It is a common refrain: the “Vatican” and “bishops” are out of touch with the people of the United States. It rises to the surface whenever the bishops, in their role as teachers of the faith, offer moral guidance – and every four years in our presidential election cycle. Such proclamations often include some veiled reference to Catholics being required to have slavish adherence to every pronouncement. Actually the Church’s position is quite surprising to the “experts” and Catholic alike. I believe the Church’s position on the formation of a moral conscience is one of the better kept secrets of Catholic life.
As a parish priest, I suspect a part of every day is spent in addressing questions from parishioners about questions that reside in the moral realm of life. If you think about it, a far greater percent of our daily decisions are there, but we don’t often think about them that way. And that may be because we have already formed our conscience on the matter, or we haven’t thought about it, or we are just too busy. What I have begun to suspect is that people are less clear about the distinctions between an “opinion,” a “conscience,” and a “informed conscience.” It is the latter that the Church hopes to imbue in each one of the faithful as it beautifully expresses in the Catechism of the Catholic Church 1783-1785. Two key points are:
- The formation of one’s conscience is a lifelong task.
- It includes the act to “examine our conscience before the Lord’s Cross. We are assisted by the gifts of the Holy Spirit, aided by the witness or advice of others and guided by the authoritative teaching of the Church.”
Do we take the time to “educate our conscience” with the Word of God, prayer, petitions to the Holy Spirit for Wisdom, talking to someone in our faith community who might have wisdom on the subject, to someone who might hold a position in contradistinction from the Church, and do we listen and plumb “the authoritative teaching of the Church?” All of those things go into the stew of our contemplation and pondering. And then simmer for a while. And a while longer.
In the betwix-and-between of all this considering, the Church would ask you to follow its teaching while you form your conscience. But in the end, one makes a decision based on the informed conscience as best as one can. From the Catechism:
1790 A human being must always obey the certain judgment of his [informed] conscience.
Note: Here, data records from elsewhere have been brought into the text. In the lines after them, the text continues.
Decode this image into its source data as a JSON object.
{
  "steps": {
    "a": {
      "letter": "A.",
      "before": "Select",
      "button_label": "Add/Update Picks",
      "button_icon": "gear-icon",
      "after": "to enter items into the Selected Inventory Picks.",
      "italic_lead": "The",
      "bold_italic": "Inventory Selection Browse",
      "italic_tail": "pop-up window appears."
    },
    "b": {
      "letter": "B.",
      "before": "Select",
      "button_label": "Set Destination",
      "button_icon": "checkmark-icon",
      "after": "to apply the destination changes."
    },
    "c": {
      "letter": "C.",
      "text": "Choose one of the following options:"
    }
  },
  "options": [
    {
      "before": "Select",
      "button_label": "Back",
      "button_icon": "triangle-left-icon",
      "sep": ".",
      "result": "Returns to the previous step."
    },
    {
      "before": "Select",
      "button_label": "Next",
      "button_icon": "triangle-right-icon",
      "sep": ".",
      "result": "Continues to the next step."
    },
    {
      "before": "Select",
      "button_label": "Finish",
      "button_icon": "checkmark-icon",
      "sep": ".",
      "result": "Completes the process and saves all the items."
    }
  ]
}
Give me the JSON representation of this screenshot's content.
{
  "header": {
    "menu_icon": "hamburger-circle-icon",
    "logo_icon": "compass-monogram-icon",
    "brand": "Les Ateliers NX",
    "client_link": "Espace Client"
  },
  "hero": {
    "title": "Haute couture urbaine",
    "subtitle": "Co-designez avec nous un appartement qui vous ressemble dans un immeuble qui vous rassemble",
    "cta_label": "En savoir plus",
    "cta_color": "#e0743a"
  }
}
If he were deliberately to act against it, he would condemn himself. Yet it can happen that moral conscience remains in ignorance and makes erroneous judgments about acts to be performed or already committed.
The Catechism goes on to describe the situation if one reaches a conclusion different from the Church at the end of one’s sincere efforts to form one’s conscience – and I would suggest you read those paragraphs on erroneous judgment. Then again consider the responsibility the Church asks of you: to “obey the certain judgement” of your formed conscience. Weighty stuff.
The 2016 elections are upon us. Will our choices be the fruit of the lifelong moral reflection, or will it be more influenced by the current tides and winds of political hurricanes? What we can offer for your consideration is the guidance of the US Bishops and some reflections from the Franciscan Friars of Holy Name Province on key moral issues we face as an electorate. Take some time this week and consider these reflections as part of your ongoing formation of the moral conscience. You can find the information on our website at sacredheartfla.org/2016elections.